After his groundbreaking sitcom ended, the iconic comedian has enjoyed his status as the GOAT of sitcom stand-ups making the occasional talk show appearance and still trying out new material on the comedy circuit.
Since his long-running, eponymous sitcom ended, Seinfeld has developed a reputation as the “Get Off My Lawn” guy of professional stand-ups. During an appearance on ESPN radio, the comic railed against what he viewed as an out of control PC culture, complaining:
They just want to use these words — ‘That’s racist,’ ‘That’s sexist,’ ‘That’s prejudice.’ They don’t even know what the f–k they’re talking about.”
The famously observant comic has tweeted in similar fashion to promote all the guests of his current show, which unsurprisingly, consists of Seinfeld driving vintage cars in the company of various comedy luminaries as they discuss life and career over coffee. A-list comics like Chris Rock, Kevin Hart and even the 44th President of the United States have all been guests on the program and generally any subject has been fair game.

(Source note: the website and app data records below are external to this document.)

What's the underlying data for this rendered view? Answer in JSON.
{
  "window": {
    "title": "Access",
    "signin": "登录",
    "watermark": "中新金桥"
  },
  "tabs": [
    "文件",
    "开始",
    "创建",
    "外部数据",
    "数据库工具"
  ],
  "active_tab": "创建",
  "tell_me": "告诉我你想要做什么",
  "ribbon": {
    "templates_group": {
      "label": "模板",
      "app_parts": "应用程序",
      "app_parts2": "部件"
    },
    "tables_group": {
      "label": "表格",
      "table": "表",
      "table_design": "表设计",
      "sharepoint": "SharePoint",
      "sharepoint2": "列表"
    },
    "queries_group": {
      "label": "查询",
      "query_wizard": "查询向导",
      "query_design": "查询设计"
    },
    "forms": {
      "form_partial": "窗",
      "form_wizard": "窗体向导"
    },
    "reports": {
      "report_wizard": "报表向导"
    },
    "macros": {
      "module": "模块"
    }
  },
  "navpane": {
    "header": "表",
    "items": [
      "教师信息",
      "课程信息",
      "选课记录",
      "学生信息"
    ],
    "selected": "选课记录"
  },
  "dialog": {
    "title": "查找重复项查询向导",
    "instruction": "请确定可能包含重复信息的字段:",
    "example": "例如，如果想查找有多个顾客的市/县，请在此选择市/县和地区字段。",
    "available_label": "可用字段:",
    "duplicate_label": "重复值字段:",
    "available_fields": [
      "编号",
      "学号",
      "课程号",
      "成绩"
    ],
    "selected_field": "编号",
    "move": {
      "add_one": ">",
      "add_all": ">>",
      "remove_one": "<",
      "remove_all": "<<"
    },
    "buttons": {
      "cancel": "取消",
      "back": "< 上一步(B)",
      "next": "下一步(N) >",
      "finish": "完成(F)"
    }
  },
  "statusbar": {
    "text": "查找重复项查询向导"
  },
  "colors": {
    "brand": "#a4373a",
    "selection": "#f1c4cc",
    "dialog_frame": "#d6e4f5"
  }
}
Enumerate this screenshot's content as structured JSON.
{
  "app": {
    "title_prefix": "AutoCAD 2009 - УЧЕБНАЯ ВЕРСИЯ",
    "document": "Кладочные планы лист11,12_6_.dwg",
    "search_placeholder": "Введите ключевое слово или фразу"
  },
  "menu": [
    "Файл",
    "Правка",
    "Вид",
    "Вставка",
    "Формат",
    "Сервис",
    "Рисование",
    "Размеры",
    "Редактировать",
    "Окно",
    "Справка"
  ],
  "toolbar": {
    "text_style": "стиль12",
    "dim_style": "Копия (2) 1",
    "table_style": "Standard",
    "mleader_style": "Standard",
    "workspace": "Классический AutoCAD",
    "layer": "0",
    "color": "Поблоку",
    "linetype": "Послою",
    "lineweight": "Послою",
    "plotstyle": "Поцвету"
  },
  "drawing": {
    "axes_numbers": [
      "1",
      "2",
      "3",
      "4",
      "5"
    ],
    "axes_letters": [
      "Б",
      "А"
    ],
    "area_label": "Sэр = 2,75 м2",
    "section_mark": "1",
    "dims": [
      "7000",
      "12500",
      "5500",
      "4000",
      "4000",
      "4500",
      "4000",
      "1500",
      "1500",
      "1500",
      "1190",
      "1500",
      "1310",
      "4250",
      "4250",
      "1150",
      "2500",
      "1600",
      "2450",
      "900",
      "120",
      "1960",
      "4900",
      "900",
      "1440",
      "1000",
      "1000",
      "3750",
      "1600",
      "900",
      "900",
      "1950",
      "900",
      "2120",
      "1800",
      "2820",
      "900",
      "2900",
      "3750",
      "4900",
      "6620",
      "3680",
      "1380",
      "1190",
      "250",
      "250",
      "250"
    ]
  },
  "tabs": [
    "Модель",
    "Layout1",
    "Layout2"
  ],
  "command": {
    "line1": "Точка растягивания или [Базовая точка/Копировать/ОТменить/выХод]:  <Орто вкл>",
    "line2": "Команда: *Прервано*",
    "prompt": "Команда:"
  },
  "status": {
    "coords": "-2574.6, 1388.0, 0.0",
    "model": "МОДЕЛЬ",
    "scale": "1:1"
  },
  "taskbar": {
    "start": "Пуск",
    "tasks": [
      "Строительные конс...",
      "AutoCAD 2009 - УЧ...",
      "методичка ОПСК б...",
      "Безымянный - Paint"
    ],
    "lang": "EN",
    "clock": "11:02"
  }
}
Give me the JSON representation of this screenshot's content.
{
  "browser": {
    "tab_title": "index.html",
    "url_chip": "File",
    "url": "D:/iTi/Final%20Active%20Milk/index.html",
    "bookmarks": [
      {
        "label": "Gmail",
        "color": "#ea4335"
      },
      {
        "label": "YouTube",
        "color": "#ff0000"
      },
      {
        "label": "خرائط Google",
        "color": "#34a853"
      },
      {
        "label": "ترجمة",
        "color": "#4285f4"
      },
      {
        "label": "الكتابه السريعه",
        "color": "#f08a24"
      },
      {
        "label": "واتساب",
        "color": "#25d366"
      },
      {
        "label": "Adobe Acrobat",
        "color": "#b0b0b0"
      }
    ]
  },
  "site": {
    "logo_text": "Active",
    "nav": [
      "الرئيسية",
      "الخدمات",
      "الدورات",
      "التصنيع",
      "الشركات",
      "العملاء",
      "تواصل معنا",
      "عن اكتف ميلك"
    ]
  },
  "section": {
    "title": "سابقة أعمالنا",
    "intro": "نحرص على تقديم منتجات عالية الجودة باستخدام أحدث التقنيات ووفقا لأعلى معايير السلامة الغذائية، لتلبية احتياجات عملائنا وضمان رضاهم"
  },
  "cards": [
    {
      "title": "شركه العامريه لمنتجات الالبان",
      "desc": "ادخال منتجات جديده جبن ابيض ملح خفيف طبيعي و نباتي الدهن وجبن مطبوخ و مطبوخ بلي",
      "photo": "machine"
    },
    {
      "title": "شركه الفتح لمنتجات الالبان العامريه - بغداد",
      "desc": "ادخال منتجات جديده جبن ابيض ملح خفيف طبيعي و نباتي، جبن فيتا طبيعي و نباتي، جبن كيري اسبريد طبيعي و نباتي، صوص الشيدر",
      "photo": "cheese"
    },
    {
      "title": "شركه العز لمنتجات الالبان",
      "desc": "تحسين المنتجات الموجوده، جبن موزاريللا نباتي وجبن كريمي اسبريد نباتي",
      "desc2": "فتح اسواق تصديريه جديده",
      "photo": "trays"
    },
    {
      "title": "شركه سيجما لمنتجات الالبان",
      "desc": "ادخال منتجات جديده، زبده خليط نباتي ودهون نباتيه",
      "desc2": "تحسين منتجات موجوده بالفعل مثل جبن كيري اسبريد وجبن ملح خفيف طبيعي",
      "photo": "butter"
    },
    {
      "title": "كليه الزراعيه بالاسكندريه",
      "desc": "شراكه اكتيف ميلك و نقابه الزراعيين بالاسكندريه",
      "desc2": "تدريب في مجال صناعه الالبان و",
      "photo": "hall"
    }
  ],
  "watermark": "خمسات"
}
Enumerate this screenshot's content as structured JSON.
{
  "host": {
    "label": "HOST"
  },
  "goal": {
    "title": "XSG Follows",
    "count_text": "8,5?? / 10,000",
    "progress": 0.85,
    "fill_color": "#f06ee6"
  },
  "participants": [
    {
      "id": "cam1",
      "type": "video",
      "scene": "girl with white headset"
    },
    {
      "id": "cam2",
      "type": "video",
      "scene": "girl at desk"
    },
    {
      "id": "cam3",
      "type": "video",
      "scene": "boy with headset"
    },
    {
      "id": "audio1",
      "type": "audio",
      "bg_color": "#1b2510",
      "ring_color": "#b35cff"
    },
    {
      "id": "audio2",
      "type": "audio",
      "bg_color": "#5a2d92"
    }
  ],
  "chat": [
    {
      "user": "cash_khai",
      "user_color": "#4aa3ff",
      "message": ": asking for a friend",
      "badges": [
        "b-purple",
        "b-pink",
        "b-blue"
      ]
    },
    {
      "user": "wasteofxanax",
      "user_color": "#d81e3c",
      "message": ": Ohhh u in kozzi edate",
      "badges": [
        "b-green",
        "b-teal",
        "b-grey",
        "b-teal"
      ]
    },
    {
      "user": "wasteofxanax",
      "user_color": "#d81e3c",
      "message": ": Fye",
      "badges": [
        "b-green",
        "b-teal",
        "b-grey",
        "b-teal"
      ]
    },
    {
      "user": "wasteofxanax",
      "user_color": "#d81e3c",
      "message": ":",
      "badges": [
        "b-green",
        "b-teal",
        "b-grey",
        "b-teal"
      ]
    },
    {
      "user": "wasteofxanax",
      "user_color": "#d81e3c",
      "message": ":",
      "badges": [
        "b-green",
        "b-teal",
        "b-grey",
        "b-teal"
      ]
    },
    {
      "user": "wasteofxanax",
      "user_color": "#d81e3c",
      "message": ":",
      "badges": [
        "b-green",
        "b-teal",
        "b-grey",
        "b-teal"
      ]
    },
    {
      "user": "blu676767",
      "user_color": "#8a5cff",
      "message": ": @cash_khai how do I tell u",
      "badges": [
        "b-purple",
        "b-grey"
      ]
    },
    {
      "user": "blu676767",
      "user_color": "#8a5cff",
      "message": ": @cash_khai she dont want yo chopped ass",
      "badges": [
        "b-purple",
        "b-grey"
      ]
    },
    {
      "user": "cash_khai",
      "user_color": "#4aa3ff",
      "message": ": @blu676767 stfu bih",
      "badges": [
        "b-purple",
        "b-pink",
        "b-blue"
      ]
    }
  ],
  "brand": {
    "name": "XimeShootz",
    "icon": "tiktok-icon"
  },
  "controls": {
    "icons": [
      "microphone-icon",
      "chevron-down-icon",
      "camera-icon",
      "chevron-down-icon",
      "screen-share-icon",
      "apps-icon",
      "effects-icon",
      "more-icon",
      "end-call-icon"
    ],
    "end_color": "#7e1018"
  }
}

Although when criticized for the show skewing white and male the comic was quoted as saying, “I have no interest in gender or race or anything like that.”
As of this writing, Seinfeld’s Twitter page merely promotes the next guest after Black, comedian & actor, Cedric the Entertainer, of Barbershop franchise fame but contains no mention of the online controversy.